Entries supplied:

=====

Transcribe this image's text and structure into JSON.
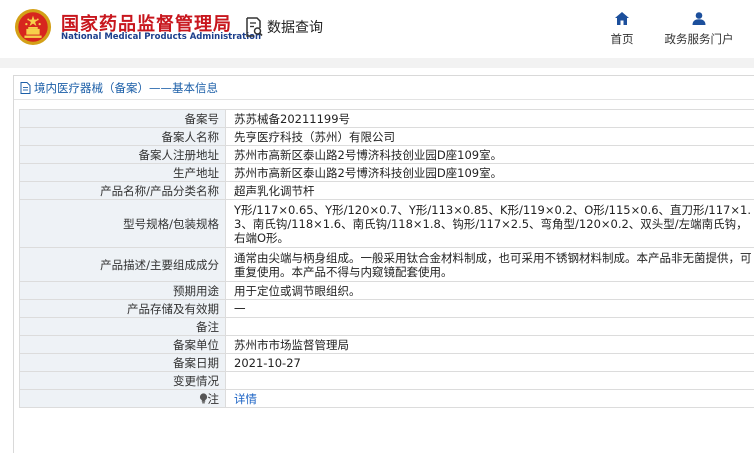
{
  "header": {
    "brand_cn": "国家药品监督管理局",
    "brand_en": "National Medical Products Administration",
    "query_label": "数据查询",
    "nav": {
      "home_label": "首页",
      "gov_label": "政务服务门户"
    }
  },
  "panel": {
    "title": "境内医疗器械（备案）——基本信息"
  },
  "details": {
    "rows": [
      {
        "label": "备案号",
        "value": "苏苏械备20211199号"
      },
      {
        "label": "备案人名称",
        "value": "先亨医疗科技（苏州）有限公司"
      },
      {
        "label": "备案人注册地址",
        "value": "苏州市高新区泰山路2号博济科技创业园D座109室。"
      },
      {
        "label": "生产地址",
        "value": "苏州市高新区泰山路2号博济科技创业园D座109室。"
      },
      {
        "label": "产品名称/产品分类名称",
        "value": "超声乳化调节杆"
      },
      {
        "label": "型号规格/包装规格",
        "value": "Y形/117×0.65、Y形/120×0.7、Y形/113×0.85、K形/119×0.2、O形/115×0.6、直刀形/117×1.3、南氏钩/118×1.6、南氏钩/118×1.8、钩形/117×2.5、弯角型/120×0.2、双头型/左端南氏钩，右端O形。"
      },
      {
        "label": "产品描述/主要组成成分",
        "value": "通常由尖端与柄身组成。一般采用钛合金材料制成，也可采用不锈钢材料制成。本产品非无菌提供，可重复使用。本产品不得与内窥镜配套使用。"
      },
      {
        "label": "预期用途",
        "value": "用于定位或调节眼组织。"
      },
      {
        "label": "产品存储及有效期",
        "value": "一"
      },
      {
        "label": "备注",
        "value": ""
      },
      {
        "label": "备案单位",
        "value": "苏州市市场监督管理局"
      },
      {
        "label": "备案日期",
        "value": "2021-10-27"
      },
      {
        "label": "变更情况",
        "value": ""
      },
      {
        "label": "注",
        "value": "详情"
      }
    ]
  },
  "colors": {
    "brand_red": "#c8161d",
    "brand_blue": "#1c3f8c",
    "link_blue": "#1a62c4",
    "label_bg": "#eef2f6"
  },
  "icons": {
    "logo": "national-emblem-icon",
    "query": "document-search-icon",
    "home": "home-icon",
    "gov": "user-icon",
    "panel": "document-icon",
    "note": "lightbulb-icon"
  }
}
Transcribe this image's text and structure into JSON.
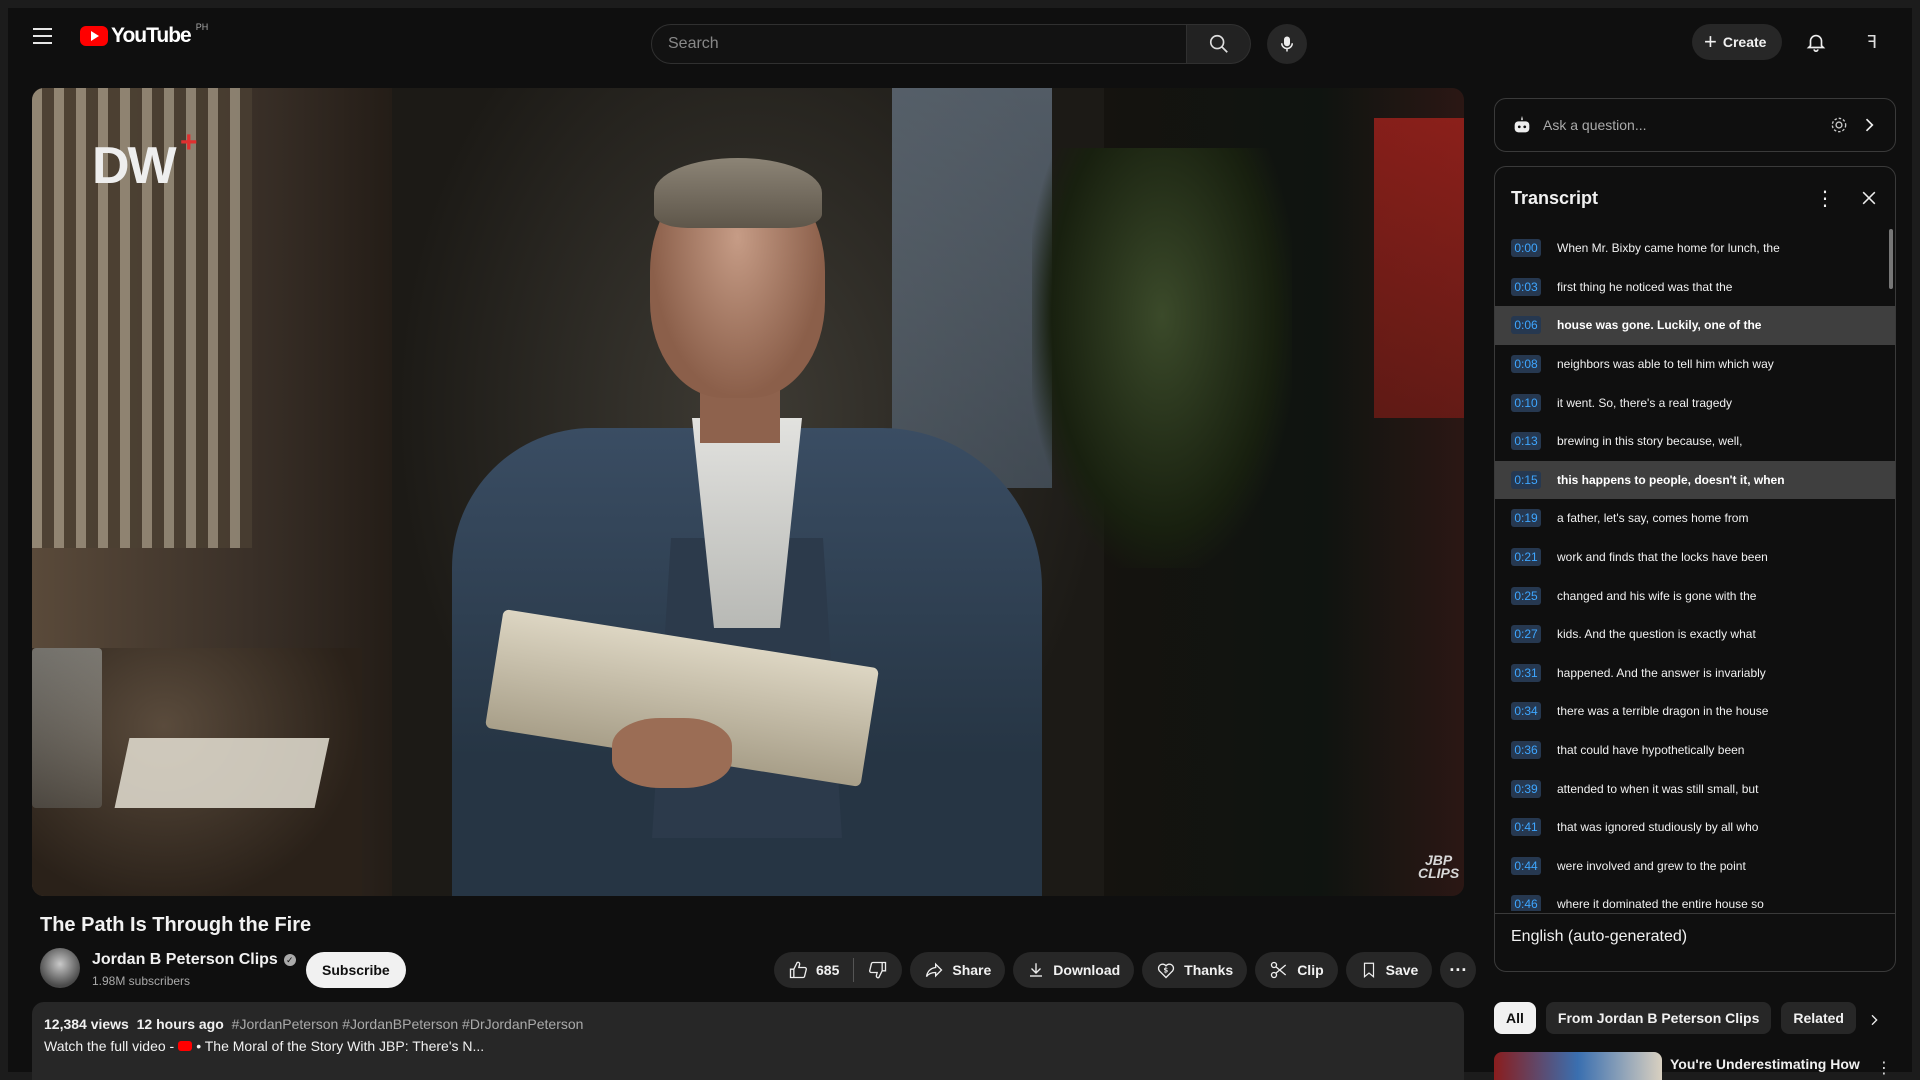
{
  "header": {
    "logo_text": "YouTube",
    "country_code": "PH",
    "search_placeholder": "Search",
    "create_label": "Create",
    "avatar_initial": "ꟻ"
  },
  "player": {
    "watermark_left": "DW",
    "watermark_plus": "+",
    "watermark_right_line1": "JBP",
    "watermark_right_line2": "CLIPS"
  },
  "video": {
    "title": "The Path Is Through the Fire",
    "channel_name": "Jordan B Peterson Clips",
    "subscribers": "1.98M subscribers",
    "subscribe_label": "Subscribe",
    "like_count": "685",
    "share_label": "Share",
    "download_label": "Download",
    "thanks_label": "Thanks",
    "clip_label": "Clip",
    "save_label": "Save"
  },
  "description": {
    "views": "12,384 views",
    "age": "12 hours ago",
    "tags": "#JordanPeterson #JordanBPeterson #DrJordanPeterson",
    "line2_prefix": "Watch the full video -",
    "line2_link": "• The Moral of the Story With JBP: There's N..."
  },
  "ask": {
    "placeholder": "Ask a question..."
  },
  "transcript": {
    "title": "Transcript",
    "language": "English (auto-generated)",
    "rows": [
      {
        "time": "0:00",
        "text": "When Mr. Bixby came home for lunch, the",
        "active": false
      },
      {
        "time": "0:03",
        "text": "first thing he noticed was that the",
        "active": false
      },
      {
        "time": "0:06",
        "text": "house was gone. Luckily, one of the",
        "active": true
      },
      {
        "time": "0:08",
        "text": "neighbors was able to tell him which way",
        "active": false
      },
      {
        "time": "0:10",
        "text": "it went. So, there's a real tragedy",
        "active": false
      },
      {
        "time": "0:13",
        "text": "brewing in this story because, well,",
        "active": false
      },
      {
        "time": "0:15",
        "text": "this happens to people, doesn't it, when",
        "active": true
      },
      {
        "time": "0:19",
        "text": "a father, let's say, comes home from",
        "active": false
      },
      {
        "time": "0:21",
        "text": "work and finds that the locks have been",
        "active": false
      },
      {
        "time": "0:25",
        "text": "changed and his wife is gone with the",
        "active": false
      },
      {
        "time": "0:27",
        "text": "kids. And the question is exactly what",
        "active": false
      },
      {
        "time": "0:31",
        "text": "happened. And the answer is invariably",
        "active": false
      },
      {
        "time": "0:34",
        "text": "there was a terrible dragon in the house",
        "active": false
      },
      {
        "time": "0:36",
        "text": "that could have hypothetically been",
        "active": false
      },
      {
        "time": "0:39",
        "text": "attended to when it was still small, but",
        "active": false
      },
      {
        "time": "0:41",
        "text": "that was ignored studiously by all who",
        "active": false
      },
      {
        "time": "0:44",
        "text": "were involved and grew to the point",
        "active": false
      },
      {
        "time": "0:46",
        "text": "where it dominated the entire house so",
        "active": false
      }
    ]
  },
  "chips": [
    "All",
    "From Jordan B Peterson Clips",
    "Related"
  ],
  "recommendation": {
    "title": "You're Underestimating How"
  },
  "colors": {
    "background": "#0f0f0f",
    "accent_red": "#ff0000",
    "timestamp_blue": "#3ea6ff"
  }
}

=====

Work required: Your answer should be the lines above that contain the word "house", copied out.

Result of the task:
        "text": "house was gone. Luckily, one of the",
        "text": "there was a terrible dragon in the house",
        "text": "where it dominated the entire house so",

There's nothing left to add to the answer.